Rev. Peter Whelan, administrator of the Savannah diocese, distinguished himself as a chaplain for the Montgomery Guards, an Irish company in the First Georgia Volunteer Regiment, named for one of America’s earliest heroes—Irish-born Revolutionary General Richard Montgomery.  In 1862, The Montgomery Guards were bombed into surrender by Union forces and though he was offered freedom, Rev. Whelan chose to remain with the prisoners.

Antietam, Battle of [Ancient Order of Hibernians] (September 17, 1862 - September 22, 1862) Revoluntionary War Battle /node/564870

The bloodiest day in American history took place during the Civil War and the Irish had a major part in the Union victory that day. It took place at Antietam on September 17, 1862, and it was the victory that emboldened President Lincoln to issue the Emancipation Proclamation. Foremost among Union forces was the Irish Brigade led by Irish-born Gen. Thomas F Meagher.

James Duane [Ancient Order of Hibernians] (February 6, 1773 - February 1, 1797) Lawyer, Jurist and Revolutionary Leader /node/564865

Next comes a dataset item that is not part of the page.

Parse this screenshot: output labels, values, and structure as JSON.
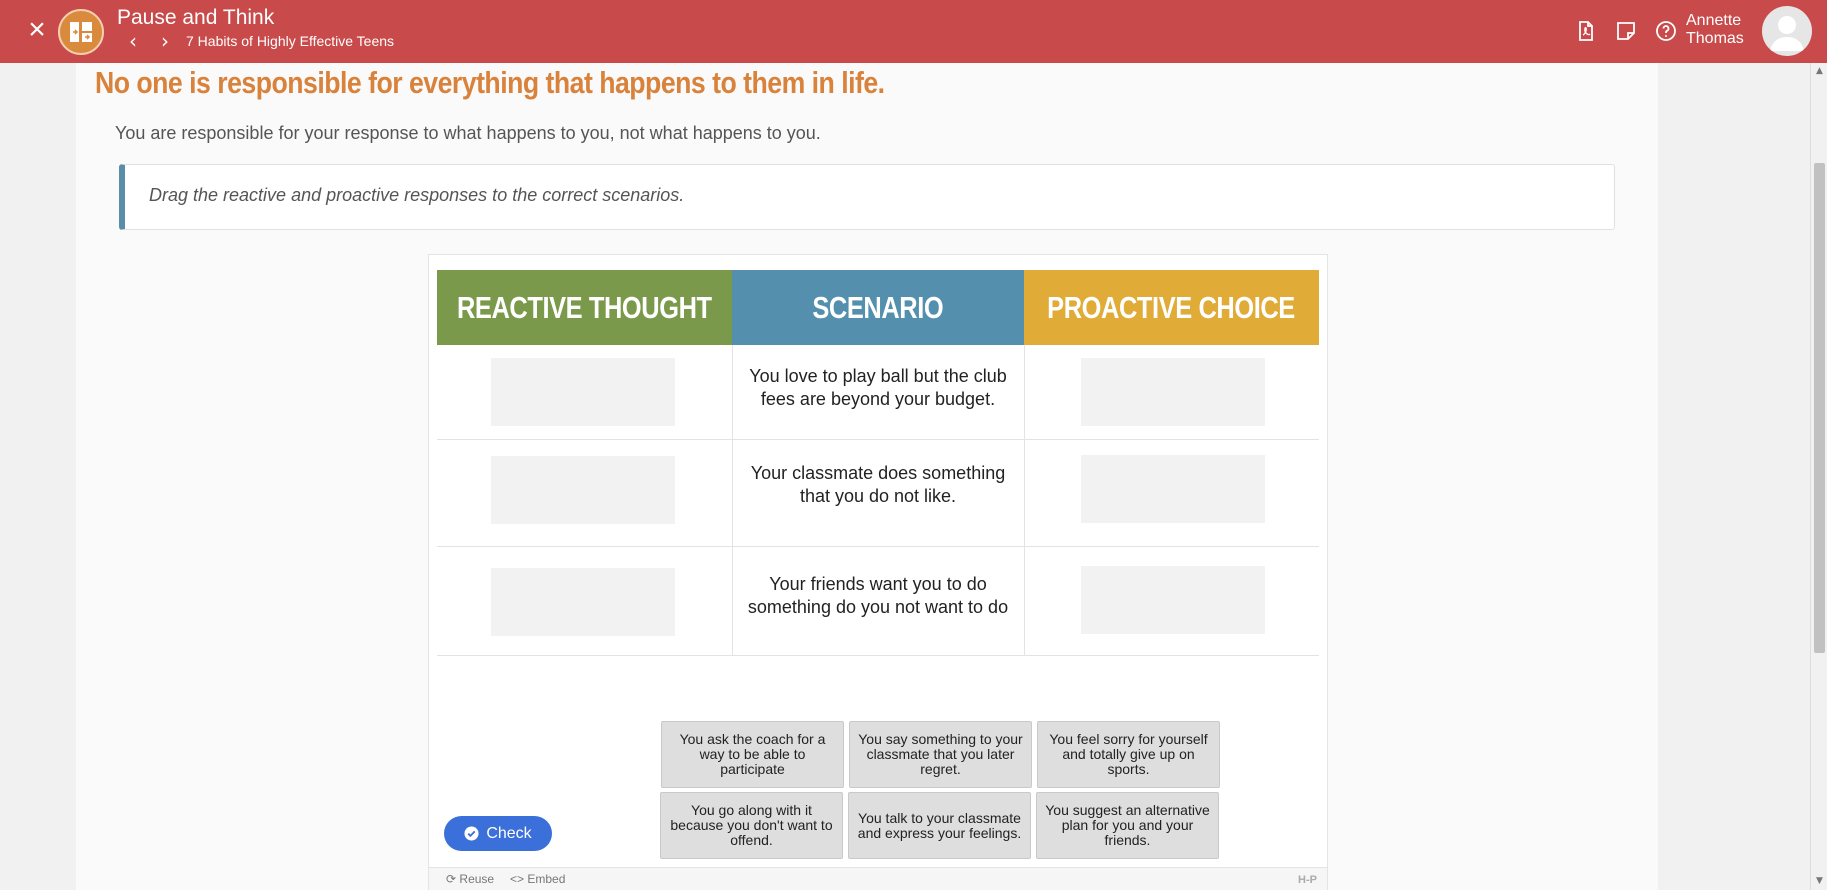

During the American Revolution, New York was totally destroyed and was rebuilt by the son of an immigrant from Co. Galway, Ireland. He was the first post-colonial person to wear the title ‘Mayor of New York’ and his name was James Duane. He was born in New York, then called the Province of New York, to Irish immigrant parents on February 6, 1733; a time when the Central Park was considered ‘upstate’ and a wilderness.  

Henry Ford [Ancient Order of Hiberinans] (July 30, 1863 - April 7, 1947) Founder of Ford Motor Company /node/564868

In 1846, a carpenter named William Ford fled his home in Co. Cork, Ireland with scarcely two Pounds in his pocket to escape the poverty of the Great Hunger. He sailed on a coffin ship to Canada with his eyes set on America. He stole across the border and settled in Michigan where he began farming. He married and, in 1863, his wife presented him with a son whom he named Henry.

Stephen Foster [Ancient Order of Hibernians] (July 4, 1826 - January 13, 1864) American Songwriter /node/564866

America's Troubadour of Song was an Irish American born on the fourth of July! If you said George M. Cohan, you'd be mistaken, for the title America's Troubadour of Song is reserved for another Irish American born on July 4. He was the Great Grandson of a Co. Derry emigrant who settled in New Jersey in 1725 and later moved to Pennsylvania. We’re referring to Stephen Foster.

Mike McCormack [Kevin McCormack] (June 8, 1938 - ?) Author and Historian /node/564962

Mike McCormack is a former columnist for the Irish Echo and feature writer for the Arizona Desert Shamrock, San Francisco Gael, Florida Irish American, Hibernian Digest, as well as St Patrick’s Monthly and Ireland’s Eye magazines in Ireland. He helped organize a Division of the Ancient Order of Hibernians and served as Secretary, Vice President, and President before his knowledge of Irish history earned him the post of Division Historian.